Oklahoma Attorney General Scott Pruitt’s latest boutique lawsuit-one arguing that Colorado’s recent legalization of marijuana violates federal law-conflicts with his legal obsession with states’ rights when it comes to Obamacare.
But, really, that’s the least of the problems with the lawsuit, which was filed just before Christmas as a joint effort between Pruitt, pictured right, and Nebraska Attorney General Jon Bruning.
Colorado voters legalized marijuana in 2012. Pruitt and Bruning argue that some of the pot cultivated under Colorado’s system is making its way into neighboring states, such as Oklahoma and Nebraska, where pot remains illegal and thus the federal government should enforce its controlled substance laws. The lawsuit, if successful, would shut down the commercial and cultivation aspects of marijuana sales in Colorado, but it could also have major repercussions in the symbiotic relationship between states and the federal government.
Of course, shutting down Colorado’s marijuana cultivation and retail facilities would once again give control of the sale of pot, which most people consider less harmful than alcohol, to drug cartels and the black market in that state. States like Colorado and Washington, which have legalized pot, are indirectly challenging the catastrophic and failed “war on drugs” begun by former President Richard Nixon in the 1970s. Law and order conservatives don’t like it. This is part of the pushback.

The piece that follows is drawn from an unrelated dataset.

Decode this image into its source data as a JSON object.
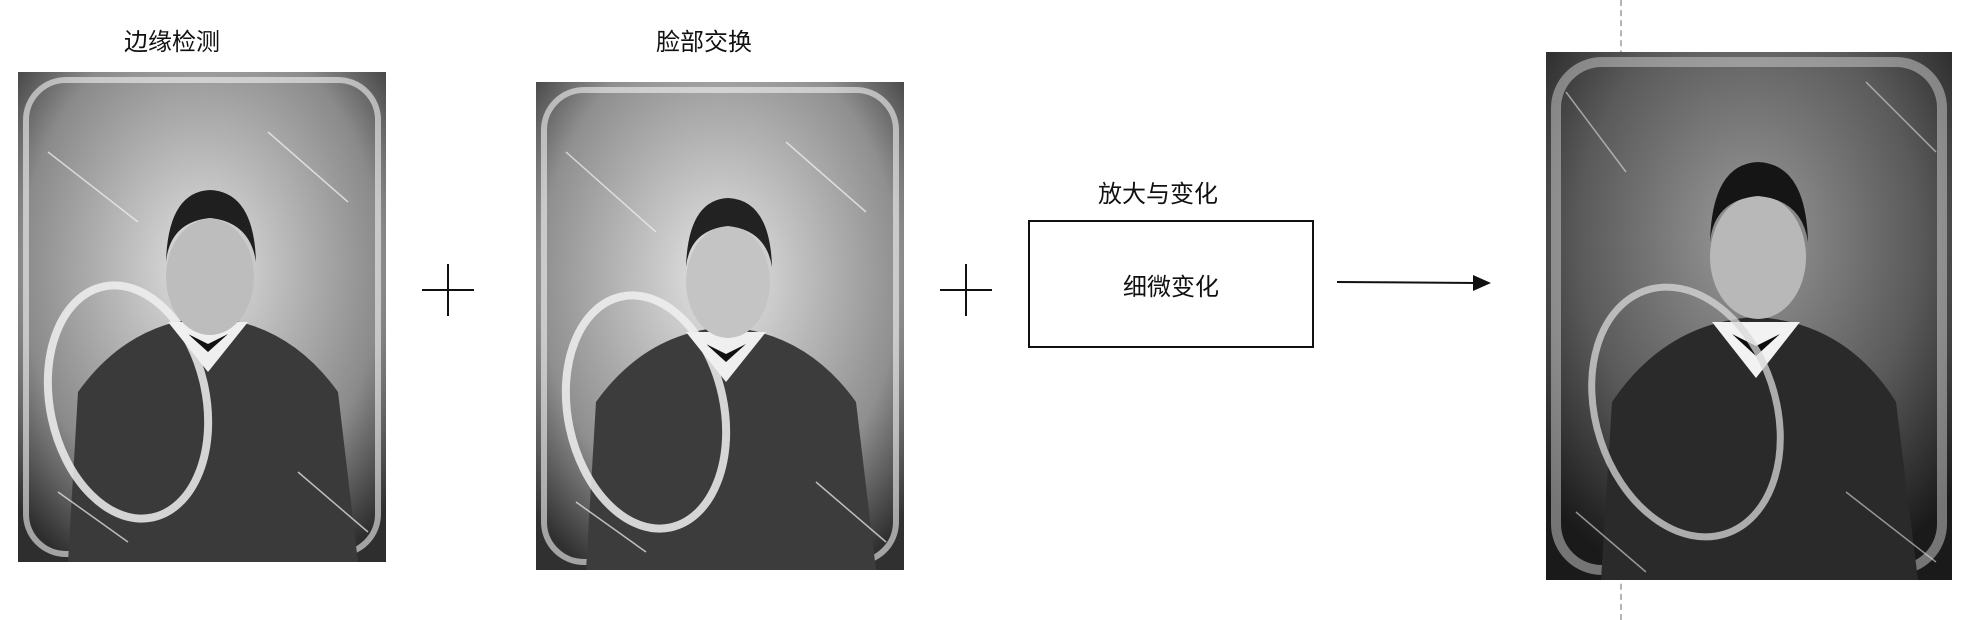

Pruitt’s most public defense of his lawsuit came in a Dec. 26 op-ed article published in the Tulsa World.
Pruitt argues that his main point is that Colorado has developed a system in which “large-scale commercial growers cultivate huge amounts of marijuana and then sell it in retail stores throughout the state.” Some of that pot, Pruitt argues, finds its way into states like Oklahoma “whose people have overwhelmingly rejected the idea of legalizing marijuana.”
The article, however, offers no dense statistical and independent evidence that Colorado pot is flooding into Oklahoma or that it presents a major problem even if it is. Pruitt argues, “Some sheriffs in bordering states say they have pulled over drivers and found edibles and marijuana from multiple Colorado retail outlets.” That hardly constitutes enough reason for a taxpayer-funded major lawsuit. How about just asking Colorado to place some signs on highways leading outside into other states that marijuana is not legal in those states? Maybe they’ve already done that. If so, then people buying pot in Colorado and bringing it into a state in which it is illegal are just rolling the dice they won’t get caught. At least it’s not the work of a major drug cartel.

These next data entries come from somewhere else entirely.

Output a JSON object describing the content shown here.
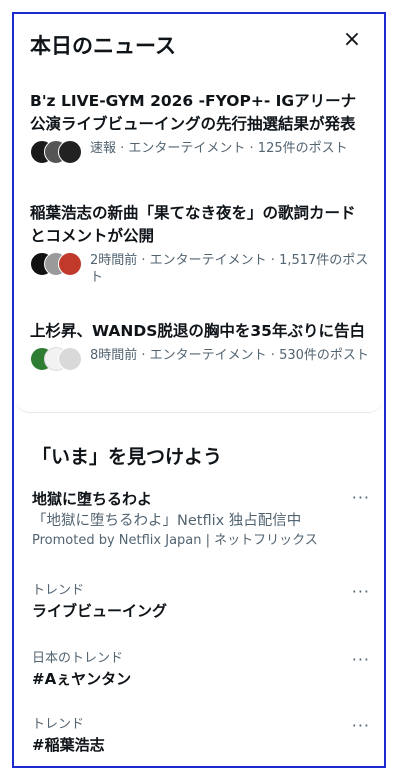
{
  "header": {
    "title": "本日のニュース",
    "close_label": "×"
  },
  "news": [
    {
      "title": "B'z LIVE-GYM 2026 -FYOP+- IGアリーナ公演ライブビューイングの先行抽選結果が発表",
      "meta": "速報 · エンターテイメント · 125件のポスト",
      "avatars": [
        "#1a1a1a",
        "#555555",
        "#222222"
      ]
    },
    {
      "title": "稲葉浩志の新曲「果てなき夜を」の歌詞カードとコメントが公開",
      "meta": "2時間前 · エンターテイメント · 1,517件のポスト",
      "avatars": [
        "#111111",
        "#9a9a9a",
        "#c0392b"
      ]
    },
    {
      "title": "上杉昇、WANDS脱退の胸中を35年ぶりに告白",
      "meta": "8時間前 · エンターテイメント · 530件のポスト",
      "avatars": [
        "#2e7d32",
        "#f2f2f2",
        "#d9d9d9"
      ]
    }
  ],
  "discover": {
    "title": "「いま」を見つけよう",
    "more_label": "···",
    "promoted": {
      "name": "地獄に堕ちるわよ",
      "desc": "「地獄に堕ちるわよ」Netflix 独占配信中",
      "by": "Promoted by Netflix Japan | ネットフリックス"
    },
    "trends": [
      {
        "category": "トレンド",
        "name": "ライブビューイング"
      },
      {
        "category": "日本のトレンド",
        "name": "#Aぇヤンタン"
      },
      {
        "category": "トレンド",
        "name": "#稲葉浩志"
      }
    ]
  }
}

Also, Oklahomans have absolutely NOT “rejected the idea of legalizing marijuana,” as Pruitt argues. He points to a recent failed initiative petition drive to legalize medical marijuana here in a process “where it’s relatively easy to get a state question on the ballot.” It’s NOT easy to get a question on the ballot here. Some activists here have long argued the short 90-day time frame allowed for a petition drive and the number of signatures needed-right now it’s at 155,216-are an impediment to democracy. Compare Oklahoma’s ballot petition drive process with other states here.

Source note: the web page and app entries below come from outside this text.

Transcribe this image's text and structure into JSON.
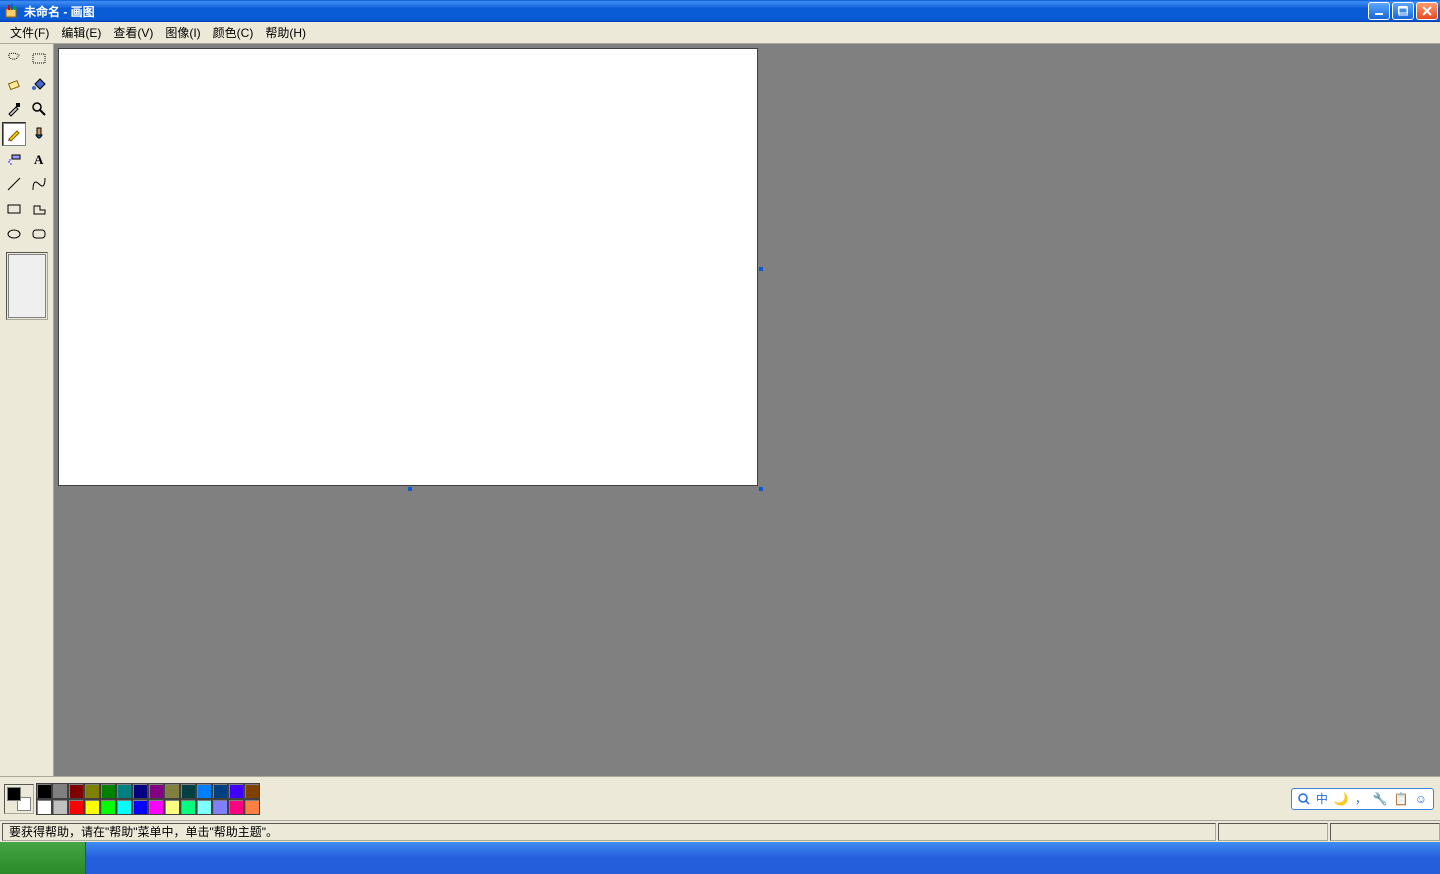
{
  "title": "未命名 - 画图",
  "menus": [
    "文件(F)",
    "编辑(E)",
    "查看(V)",
    "图像(I)",
    "颜色(C)",
    "帮助(H)"
  ],
  "tools": [
    {
      "name": "free-select-tool"
    },
    {
      "name": "rect-select-tool"
    },
    {
      "name": "eraser-tool"
    },
    {
      "name": "fill-tool"
    },
    {
      "name": "eyedropper-tool"
    },
    {
      "name": "magnifier-tool"
    },
    {
      "name": "pencil-tool",
      "selected": true
    },
    {
      "name": "brush-tool"
    },
    {
      "name": "airbrush-tool"
    },
    {
      "name": "text-tool"
    },
    {
      "name": "line-tool"
    },
    {
      "name": "curve-tool"
    },
    {
      "name": "rectangle-tool"
    },
    {
      "name": "polygon-tool"
    },
    {
      "name": "ellipse-tool"
    },
    {
      "name": "rounded-rect-tool"
    }
  ],
  "palette_row1": [
    "#000000",
    "#808080",
    "#800000",
    "#808000",
    "#008000",
    "#008080",
    "#000080",
    "#800080",
    "#808040",
    "#004040",
    "#0080ff",
    "#004080",
    "#4000ff",
    "#804000"
  ],
  "palette_row2": [
    "#ffffff",
    "#c0c0c0",
    "#ff0000",
    "#ffff00",
    "#00ff00",
    "#00ffff",
    "#0000ff",
    "#ff00ff",
    "#ffff80",
    "#00ff80",
    "#80ffff",
    "#8080ff",
    "#ff0080",
    "#ff8040"
  ],
  "current_fg": "#000000",
  "current_bg": "#ffffff",
  "status_text": "要获得帮助，请在\"帮助\"菜单中，单击\"帮助主题\"。",
  "ime_items": [
    "中",
    "🌙",
    "，",
    "🔧",
    "📋",
    "☺"
  ]
}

The lawsuit is frivolous and about ideology not about a major law enforcement problem happening in Oklahoma. As I mentioned earlier, it’s also a major contradiction of Pruitt’s continued war against Obamacare through lawsuits, all of which have been philosophically premised on privileging states’ rights over the role of the federal government.
Yet, as at least one other writer has pointed out if the lawsuit were to prevail it could open the door to more federal intervention in and control of states’ governance, including “gun control and pollution.” Do lax gun regulation laws in some states lead to violent crimes in their neighboring states?
Can two specific states require another state to modify one of its specific laws? Minimum wages were just recently raised in 21 states. Could Pruitt argue these new laws represent a threat to commerce here in Oklahoma because “sheriffs in bordering states” have pulled over people who claim they are moving from Oklahoma to a state with higher wages thus depleting the workforce here? Of course, just asking these tortured rhetorical questions just shows the lawsuit’s lack of merit.
Pruitt has become a lighting rod for publicity with his lawsuit war against the Affordable Care Act, and he has also attracted negative outside criticism during his service as attorney general. A recent New York Times article pointed out how Pruitt sent a letter, which was actually written by someone who worked at Devon Energy, under his own name to the Environmental Protection Agency. This act of plagiarism and Pruitt’s cozy relationship with the oil and gas industry was actually condoned by the editorial board of The Oklahoman, the state’s largest newspaper.
Oklahoma taxpayers are footing the bill for Pruitt’s ideological gluttony. The Colorado lawsuit is just another example of the extremist conservative excess pervading the state right now.